PROBLEM TO SOLVE
The whole of the data is to be returned without a single change.

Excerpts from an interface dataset
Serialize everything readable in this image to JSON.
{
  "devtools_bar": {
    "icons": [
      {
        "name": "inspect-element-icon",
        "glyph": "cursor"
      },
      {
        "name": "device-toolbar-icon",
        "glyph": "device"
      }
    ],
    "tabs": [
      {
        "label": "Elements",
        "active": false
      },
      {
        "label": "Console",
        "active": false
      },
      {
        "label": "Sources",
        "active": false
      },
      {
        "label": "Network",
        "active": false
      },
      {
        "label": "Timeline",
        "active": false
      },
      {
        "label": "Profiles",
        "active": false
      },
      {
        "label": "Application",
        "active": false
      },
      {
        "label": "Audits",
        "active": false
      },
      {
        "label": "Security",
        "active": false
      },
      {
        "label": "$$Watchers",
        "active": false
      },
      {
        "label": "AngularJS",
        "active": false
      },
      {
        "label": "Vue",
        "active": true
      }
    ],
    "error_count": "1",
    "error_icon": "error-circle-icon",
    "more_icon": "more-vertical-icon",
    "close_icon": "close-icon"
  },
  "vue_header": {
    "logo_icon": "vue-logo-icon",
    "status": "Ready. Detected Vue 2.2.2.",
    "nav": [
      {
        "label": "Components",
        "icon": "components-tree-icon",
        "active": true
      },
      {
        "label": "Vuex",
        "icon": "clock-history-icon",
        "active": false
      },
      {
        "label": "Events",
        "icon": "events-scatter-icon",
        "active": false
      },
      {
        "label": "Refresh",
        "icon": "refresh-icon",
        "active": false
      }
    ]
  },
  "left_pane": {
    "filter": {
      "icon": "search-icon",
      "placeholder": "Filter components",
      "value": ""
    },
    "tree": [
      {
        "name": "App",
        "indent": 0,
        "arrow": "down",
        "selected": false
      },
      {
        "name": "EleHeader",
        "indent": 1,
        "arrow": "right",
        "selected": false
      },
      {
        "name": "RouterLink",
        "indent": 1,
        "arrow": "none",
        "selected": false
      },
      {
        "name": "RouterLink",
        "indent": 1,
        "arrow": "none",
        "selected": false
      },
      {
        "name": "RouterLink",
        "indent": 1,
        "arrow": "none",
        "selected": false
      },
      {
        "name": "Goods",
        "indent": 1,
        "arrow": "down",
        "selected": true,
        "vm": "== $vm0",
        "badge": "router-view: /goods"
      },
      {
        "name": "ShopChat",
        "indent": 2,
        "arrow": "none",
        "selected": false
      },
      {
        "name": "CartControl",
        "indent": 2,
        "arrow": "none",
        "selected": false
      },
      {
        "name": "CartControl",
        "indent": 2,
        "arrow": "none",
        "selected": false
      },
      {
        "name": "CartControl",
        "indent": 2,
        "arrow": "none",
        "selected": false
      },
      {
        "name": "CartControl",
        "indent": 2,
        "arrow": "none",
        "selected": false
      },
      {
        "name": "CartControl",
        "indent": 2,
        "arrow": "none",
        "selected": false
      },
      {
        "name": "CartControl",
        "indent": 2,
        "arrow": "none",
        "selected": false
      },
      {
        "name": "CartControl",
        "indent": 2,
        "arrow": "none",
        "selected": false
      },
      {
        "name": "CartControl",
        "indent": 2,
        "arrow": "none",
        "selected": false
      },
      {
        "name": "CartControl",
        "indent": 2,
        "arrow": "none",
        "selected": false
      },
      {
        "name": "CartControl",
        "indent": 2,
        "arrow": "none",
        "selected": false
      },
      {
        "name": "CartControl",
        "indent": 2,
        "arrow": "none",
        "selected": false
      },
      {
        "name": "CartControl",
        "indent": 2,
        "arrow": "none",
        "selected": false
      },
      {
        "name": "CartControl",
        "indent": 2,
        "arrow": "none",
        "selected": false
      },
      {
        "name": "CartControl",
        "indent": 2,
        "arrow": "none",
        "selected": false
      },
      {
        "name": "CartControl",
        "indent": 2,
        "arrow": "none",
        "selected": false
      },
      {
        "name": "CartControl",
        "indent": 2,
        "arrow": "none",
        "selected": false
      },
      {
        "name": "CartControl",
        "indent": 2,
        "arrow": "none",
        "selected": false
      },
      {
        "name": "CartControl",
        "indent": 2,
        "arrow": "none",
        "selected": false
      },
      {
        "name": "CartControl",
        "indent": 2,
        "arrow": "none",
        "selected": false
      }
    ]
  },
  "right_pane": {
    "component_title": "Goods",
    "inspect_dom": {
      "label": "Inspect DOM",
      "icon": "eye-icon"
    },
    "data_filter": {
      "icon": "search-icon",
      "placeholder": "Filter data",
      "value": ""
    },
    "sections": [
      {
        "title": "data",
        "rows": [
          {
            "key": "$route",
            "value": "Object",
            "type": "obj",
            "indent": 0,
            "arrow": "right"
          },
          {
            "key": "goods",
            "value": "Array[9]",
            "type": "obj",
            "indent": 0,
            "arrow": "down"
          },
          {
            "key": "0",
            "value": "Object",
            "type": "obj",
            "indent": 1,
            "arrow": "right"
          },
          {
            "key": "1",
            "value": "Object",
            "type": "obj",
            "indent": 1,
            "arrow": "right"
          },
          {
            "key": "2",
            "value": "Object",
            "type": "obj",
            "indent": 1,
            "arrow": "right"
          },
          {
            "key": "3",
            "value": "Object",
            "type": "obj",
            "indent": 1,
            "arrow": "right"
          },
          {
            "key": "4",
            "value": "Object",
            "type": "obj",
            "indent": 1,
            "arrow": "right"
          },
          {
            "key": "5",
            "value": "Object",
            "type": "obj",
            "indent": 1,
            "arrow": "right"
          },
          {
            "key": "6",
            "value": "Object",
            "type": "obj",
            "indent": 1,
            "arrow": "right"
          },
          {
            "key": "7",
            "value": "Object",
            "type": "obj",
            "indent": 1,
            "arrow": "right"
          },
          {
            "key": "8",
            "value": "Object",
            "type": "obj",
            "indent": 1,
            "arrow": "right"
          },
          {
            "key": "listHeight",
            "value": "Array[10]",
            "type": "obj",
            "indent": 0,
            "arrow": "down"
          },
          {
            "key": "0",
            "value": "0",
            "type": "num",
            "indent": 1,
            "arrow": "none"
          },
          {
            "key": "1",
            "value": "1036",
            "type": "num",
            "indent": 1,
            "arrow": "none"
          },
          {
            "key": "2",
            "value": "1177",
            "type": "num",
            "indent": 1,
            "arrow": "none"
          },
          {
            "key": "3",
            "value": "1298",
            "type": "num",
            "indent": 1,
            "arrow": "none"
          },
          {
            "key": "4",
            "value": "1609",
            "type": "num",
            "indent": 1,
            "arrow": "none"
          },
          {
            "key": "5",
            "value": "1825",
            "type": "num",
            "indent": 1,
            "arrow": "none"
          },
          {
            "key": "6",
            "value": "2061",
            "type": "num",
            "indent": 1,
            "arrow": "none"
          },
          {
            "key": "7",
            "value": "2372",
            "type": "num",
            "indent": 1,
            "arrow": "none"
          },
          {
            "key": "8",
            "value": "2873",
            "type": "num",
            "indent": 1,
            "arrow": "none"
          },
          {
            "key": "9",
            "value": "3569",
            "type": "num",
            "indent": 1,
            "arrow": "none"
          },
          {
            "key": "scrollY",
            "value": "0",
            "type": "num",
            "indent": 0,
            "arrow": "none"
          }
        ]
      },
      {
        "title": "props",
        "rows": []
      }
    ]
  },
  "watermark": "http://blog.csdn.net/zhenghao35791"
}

WRITTEN RESPONSE
Serialize everything readable in this image to JSON.
{
  "devtools_bar": {
    "icons": [
      {
        "name": "inspect-element-icon",
        "glyph": "cursor"
      },
      {
        "name": "device-toolbar-icon",
        "glyph": "device"
      }
    ],
    "tabs": [
      {
        "label": "Elements",
        "active": false
      },
      {
        "label": "Console",
        "active": false
      },
      {
        "label": "Sources",
        "active": false
      },
      {
        "label": "Network",
        "active": false
      },
      {
        "label": "Timeline",
        "active": false
      },
      {
        "label": "Profiles",
        "active": false
      },
      {
        "label": "Application",
        "active": false
      },
      {
        "label": "Audits",
        "active": false
      },
      {
        "label": "Security",
        "active": false
      },
      {
        "label": "$$Watchers",
        "active": false
      },
      {
        "label": "AngularJS",
        "active": false
      },
      {
        "label": "Vue",
        "active": true
      }
    ],
    "error_count": "1",
    "error_icon": "error-circle-icon",
    "more_icon": "more-vertical-icon",
    "close_icon": "close-icon"
  },
  "vue_header": {
    "logo_icon": "vue-logo-icon",
    "status": "Ready. Detected Vue 2.2.2.",
    "nav": [
      {
        "label": "Components",
        "icon": "components-tree-icon",
        "active": true
      },
      {
        "label": "Vuex",
        "icon": "clock-history-icon",
        "active": false
      },
      {
        "label": "Events",
        "icon": "events-scatter-icon",
        "active": false
      },
      {
        "label": "Refresh",
        "icon": "refresh-icon",
        "active": false
      }
    ]
  },
  "left_pane": {
    "filter": {
      "icon": "search-icon",
      "placeholder": "Filter components",
      "value": ""
    },
    "tree": [
      {
        "name": "App",
        "indent": 0,
        "arrow": "down",
        "selected": false
      },
      {
        "name": "EleHeader",
        "indent": 1,
        "arrow": "right",
        "selected": false
      },
      {
        "name": "RouterLink",
        "indent": 1,
        "arrow": "none",
        "selected": false
      },
      {
        "name": "RouterLink",
        "indent": 1,
        "arrow": "none",
        "selected": false
      },
      {
        "name": "RouterLink",
        "indent": 1,
        "arrow": "none",
        "selected": false
      },
      {
        "name": "Goods",
        "indent": 1,
        "arrow": "down",
        "selected": true,
        "vm": "== $vm0",
        "badge": "router-view: /goods"
      },
      {
        "name": "ShopChat",
        "indent": 2,
        "arrow": "none",
        "selected": false
      },
      {
        "name": "CartControl",
        "indent": 2,
        "arrow": "none",
        "selected": false
      },
      {
        "name": "CartControl",
        "indent": 2,
        "arrow": "none",
        "selected": false
      },
      {
        "name": "CartControl",
        "indent": 2,
        "arrow": "none",
        "selected": false
      },
      {
        "name": "CartControl",
        "indent": 2,
        "arrow": "none",
        "selected": false
      },
      {
        "name": "CartControl",
        "indent": 2,
        "arrow": "none",
        "selected": false
      },
      {
        "name": "CartControl",
        "indent": 2,
        "arrow": "none",
        "selected": false
      },
      {
        "name": "CartControl",
        "indent": 2,
        "arrow": "none",
        "selected": false
      },
      {
        "name": "CartControl",
        "indent": 2,
        "arrow": "none",
        "selected": false
      },
      {
        "name": "CartControl",
        "indent": 2,
        "arrow": "none",
        "selected": false
      },
      {
        "name": "CartControl",
        "indent": 2,
        "arrow": "none",
        "selected": false
      },
      {
        "name": "CartControl",
        "indent": 2,
        "arrow": "none",
        "selected": false
      },
      {
        "name": "CartControl",
        "indent": 2,
        "arrow": "none",
        "selected": false
      },
      {
        "name": "CartControl",
        "indent": 2,
        "arrow": "none",
        "selected": false
      },
      {
        "name": "CartControl",
        "indent": 2,
        "arrow": "none",
        "selected": false
      },
      {
        "name": "CartControl",
        "indent": 2,
        "arrow": "none",
        "selected": false
      },
      {
        "name": "CartControl",
        "indent": 2,
        "arrow": "none",
        "selected": false
      },
      {
        "name": "CartControl",
        "indent": 2,
        "arrow": "none",
        "selected": false
      },
      {
        "name": "CartControl",
        "indent": 2,
        "arrow": "none",
        "selected": false
      },
      {
        "name": "CartControl",
        "indent": 2,
        "arrow": "none",
        "selected": false
      }
    ]
  },
  "right_pane": {
    "component_title": "Goods",
    "inspect_dom": {
      "label": "Inspect DOM",
      "icon": "eye-icon"
    },
    "data_filter": {
      "icon": "search-icon",
      "placeholder": "Filter data",
      "value": ""
    },
    "sections": [
      {
        "title": "data",
        "rows": [
          {
            "key": "$route",
            "value": "Object",
            "type": "obj",
            "indent": 0,
            "arrow": "right"
          },
          {
            "key": "goods",
            "value": "Array[9]",
            "type": "obj",
            "indent": 0,
            "arrow": "down"
          },
          {
            "key": "0",
            "value": "Object",
            "type": "obj",
            "indent": 1,
            "arrow": "right"
          },
          {
            "key": "1",
            "value": "Object",
            "type": "obj",
            "indent": 1,
            "arrow": "right"
          },
          {
            "key": "2",
            "value": "Object",
            "type": "obj",
            "indent": 1,
            "arrow": "right"
          },
          {
            "key": "3",
            "value": "Object",
            "type": "obj",
            "indent": 1,
            "arrow": "right"
          },
          {
            "key": "4",
            "value": "Object",
            "type": "obj",
            "indent": 1,
            "arrow": "right"
          },
          {
            "key": "5",
            "value": "Object",
            "type": "obj",
            "indent": 1,
            "arrow": "right"
          },
          {
            "key": "6",
            "value": "Object",
            "type": "obj",
            "indent": 1,
            "arrow": "right"
          },
          {
            "key": "7",
            "value": "Object",
            "type": "obj",
            "indent": 1,
            "arrow": "right"
          },
          {
            "key": "8",
            "value": "Object",
            "type": "obj",
            "indent": 1,
            "arrow": "right"
          },
          {
            "key": "listHeight",
            "value": "Array[10]",
            "type": "obj",
            "indent": 0,
            "arrow": "down"
          },
          {
            "key": "0",
            "value": "0",
            "type": "num",
            "indent": 1,
            "arrow": "none"
          },
          {
            "key": "1",
            "value": "1036",
            "type": "num",
            "indent": 1,
            "arrow": "none"
          },
          {
            "key": "2",
            "value": "1177",
            "type": "num",
            "indent": 1,
            "arrow": "none"
          },
          {
            "key": "3",
            "value": "1298",
            "type": "num",
            "indent": 1,
            "arrow": "none"
          },
          {
            "key": "4",
            "value": "1609",
            "type": "num",
            "indent": 1,
            "arrow": "none"
          },
          {
            "key": "5",
            "value": "1825",
            "type": "num",
            "indent": 1,
            "arrow": "none"
          },
          {
            "key": "6",
            "value": "2061",
            "type": "num",
            "indent": 1,
            "arrow": "none"
          },
          {
            "key": "7",
            "value": "2372",
            "type": "num",
            "indent": 1,
            "arrow": "none"
          },
          {
            "key": "8",
            "value": "2873",
            "type": "num",
            "indent": 1,
            "arrow": "none"
          },
          {
            "key": "9",
            "value": "3569",
            "type": "num",
            "indent": 1,
            "arrow": "none"
          },
          {
            "key": "scrollY",
            "value": "0",
            "type": "num",
            "indent": 0,
            "arrow": "none"
          }
        ]
      },
      {
        "title": "props",
        "rows": []
      }
    ]
  },
  "watermark": "http://blog.csdn.net/zhenghao35791"
}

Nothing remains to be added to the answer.